> _TASK DIRECTIONS_
Go over the entries below line by line, copying each one that contains the word "Light".

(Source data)
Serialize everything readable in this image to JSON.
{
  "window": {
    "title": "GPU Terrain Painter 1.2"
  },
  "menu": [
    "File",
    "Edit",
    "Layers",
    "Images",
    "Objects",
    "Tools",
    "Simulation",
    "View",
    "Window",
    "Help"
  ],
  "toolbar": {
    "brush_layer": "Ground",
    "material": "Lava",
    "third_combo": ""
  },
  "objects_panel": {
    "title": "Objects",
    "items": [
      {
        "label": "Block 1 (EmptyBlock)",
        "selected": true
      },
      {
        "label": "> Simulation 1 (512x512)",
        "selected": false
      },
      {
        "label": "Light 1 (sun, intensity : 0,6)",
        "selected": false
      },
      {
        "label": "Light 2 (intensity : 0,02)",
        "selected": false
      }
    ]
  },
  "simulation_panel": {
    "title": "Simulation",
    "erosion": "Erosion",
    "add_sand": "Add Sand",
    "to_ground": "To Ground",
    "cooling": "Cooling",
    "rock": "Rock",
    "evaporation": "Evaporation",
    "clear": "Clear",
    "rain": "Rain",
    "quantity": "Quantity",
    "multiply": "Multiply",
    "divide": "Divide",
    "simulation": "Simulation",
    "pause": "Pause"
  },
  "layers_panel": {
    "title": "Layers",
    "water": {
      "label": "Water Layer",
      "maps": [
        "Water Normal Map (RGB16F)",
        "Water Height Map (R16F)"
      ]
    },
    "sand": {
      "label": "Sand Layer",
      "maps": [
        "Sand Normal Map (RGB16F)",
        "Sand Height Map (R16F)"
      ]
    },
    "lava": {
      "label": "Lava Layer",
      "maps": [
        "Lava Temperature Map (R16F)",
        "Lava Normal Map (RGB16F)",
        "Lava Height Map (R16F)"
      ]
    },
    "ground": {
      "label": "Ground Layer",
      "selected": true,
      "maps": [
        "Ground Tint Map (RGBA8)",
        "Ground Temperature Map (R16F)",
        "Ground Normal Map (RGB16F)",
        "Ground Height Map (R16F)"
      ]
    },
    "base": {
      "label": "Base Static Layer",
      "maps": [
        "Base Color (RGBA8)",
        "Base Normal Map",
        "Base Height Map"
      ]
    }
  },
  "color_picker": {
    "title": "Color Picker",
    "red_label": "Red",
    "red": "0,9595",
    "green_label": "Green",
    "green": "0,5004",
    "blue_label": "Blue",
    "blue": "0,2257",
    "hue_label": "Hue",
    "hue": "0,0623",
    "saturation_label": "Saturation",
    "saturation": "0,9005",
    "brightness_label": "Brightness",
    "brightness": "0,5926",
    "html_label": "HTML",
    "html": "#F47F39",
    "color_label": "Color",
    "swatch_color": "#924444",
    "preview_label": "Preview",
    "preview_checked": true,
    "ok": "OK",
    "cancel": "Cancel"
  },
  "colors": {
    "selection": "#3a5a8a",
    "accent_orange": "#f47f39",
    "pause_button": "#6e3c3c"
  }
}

> _RESULT FOR THIS TASK_
        "label": "Light 1 (sun, intensity : 0,6)",
        "label": "Light 2 (intensity : 0,02)",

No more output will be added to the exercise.